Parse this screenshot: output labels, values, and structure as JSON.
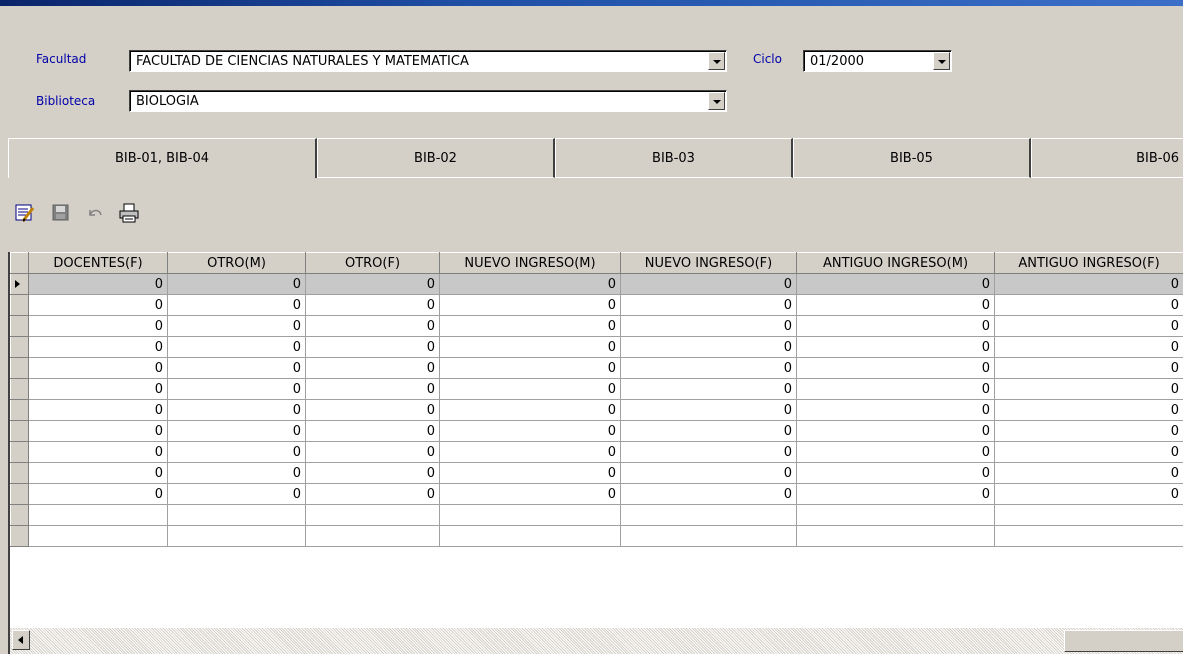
{
  "filters": {
    "facultad_label": "Facultad",
    "facultad_value": "FACULTAD DE CIENCIAS  NATURALES  Y MATEMATICA",
    "biblioteca_label": "Biblioteca",
    "biblioteca_value": "BIOLOGIA",
    "ciclo_label": "Ciclo",
    "ciclo_value": "01/2000"
  },
  "tabs": [
    {
      "label": "BIB-01, BIB-04",
      "active": true
    },
    {
      "label": "BIB-02",
      "active": false
    },
    {
      "label": "BIB-03",
      "active": false
    },
    {
      "label": "BIB-05",
      "active": false
    },
    {
      "label": "BIB-06",
      "active": false
    }
  ],
  "toolbar": {
    "icons": [
      "edit-icon",
      "save-icon",
      "undo-icon",
      "print-icon"
    ]
  },
  "grid": {
    "columns": [
      "DOCENTES(F)",
      "OTRO(M)",
      "OTRO(F)",
      "NUEVO INGRESO(M)",
      "NUEVO INGRESO(F)",
      "ANTIGUO INGRESO(M)",
      "ANTIGUO INGRESO(F)"
    ],
    "rows": [
      [
        "0",
        "0",
        "0",
        "0",
        "0",
        "0",
        "0"
      ],
      [
        "0",
        "0",
        "0",
        "0",
        "0",
        "0",
        "0"
      ],
      [
        "0",
        "0",
        "0",
        "0",
        "0",
        "0",
        "0"
      ],
      [
        "0",
        "0",
        "0",
        "0",
        "0",
        "0",
        "0"
      ],
      [
        "0",
        "0",
        "0",
        "0",
        "0",
        "0",
        "0"
      ],
      [
        "0",
        "0",
        "0",
        "0",
        "0",
        "0",
        "0"
      ],
      [
        "0",
        "0",
        "0",
        "0",
        "0",
        "0",
        "0"
      ],
      [
        "0",
        "0",
        "0",
        "0",
        "0",
        "0",
        "0"
      ],
      [
        "0",
        "0",
        "0",
        "0",
        "0",
        "0",
        "0"
      ],
      [
        "0",
        "0",
        "0",
        "0",
        "0",
        "0",
        "0"
      ],
      [
        "0",
        "0",
        "0",
        "0",
        "0",
        "0",
        "0"
      ],
      [
        "",
        "",
        "",
        "",
        "",
        "",
        ""
      ],
      [
        "",
        "",
        "",
        "",
        "",
        "",
        ""
      ]
    ],
    "selected_row": 0
  }
}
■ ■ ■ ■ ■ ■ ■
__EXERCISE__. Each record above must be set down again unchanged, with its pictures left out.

__ANSWER FOR THE TASK__.
Parse this screenshot: output labels, values, and structure as JSON.
{
  "filters": {
    "facultad_label": "Facultad",
    "facultad_value": "FACULTAD DE CIENCIAS  NATURALES  Y MATEMATICA",
    "biblioteca_label": "Biblioteca",
    "biblioteca_value": "BIOLOGIA",
    "ciclo_label": "Ciclo",
    "ciclo_value": "01/2000"
  },
  "tabs": [
    {
      "label": "BIB-01, BIB-04",
      "active": true
    },
    {
      "label": "BIB-02",
      "active": false
    },
    {
      "label": "BIB-03",
      "active": false
    },
    {
      "label": "BIB-05",
      "active": false
    },
    {
      "label": "BIB-06",
      "active": false
    }
  ],
  "toolbar": {
    "icons": [
      "edit-icon",
      "save-icon",
      "undo-icon",
      "print-icon"
    ]
  },
  "grid": {
    "columns": [
      "DOCENTES(F)",
      "OTRO(M)",
      "OTRO(F)",
      "NUEVO INGRESO(M)",
      "NUEVO INGRESO(F)",
      "ANTIGUO INGRESO(M)",
      "ANTIGUO INGRESO(F)"
    ],
    "rows": [
      [
        "0",
        "0",
        "0",
        "0",
        "0",
        "0",
        "0"
      ],
      [
        "0",
        "0",
        "0",
        "0",
        "0",
        "0",
        "0"
      ],
      [
        "0",
        "0",
        "0",
        "0",
        "0",
        "0",
        "0"
      ],
      [
        "0",
        "0",
        "0",
        "0",
        "0",
        "0",
        "0"
      ],
      [
        "0",
        "0",
        "0",
        "0",
        "0",
        "0",
        "0"
      ],
      [
        "0",
        "0",
        "0",
        "0",
        "0",
        "0",
        "0"
      ],
      [
        "0",
        "0",
        "0",
        "0",
        "0",
        "0",
        "0"
      ],
      [
        "0",
        "0",
        "0",
        "0",
        "0",
        "0",
        "0"
      ],
      [
        "0",
        "0",
        "0",
        "0",
        "0",
        "0",
        "0"
      ],
      [
        "0",
        "0",
        "0",
        "0",
        "0",
        "0",
        "0"
      ],
      [
        "0",
        "0",
        "0",
        "0",
        "0",
        "0",
        "0"
      ],
      [
        "",
        "",
        "",
        "",
        "",
        "",
        ""
      ],
      [
        "",
        "",
        "",
        "",
        "",
        "",
        ""
      ]
    ],
    "selected_row": 0
  }
}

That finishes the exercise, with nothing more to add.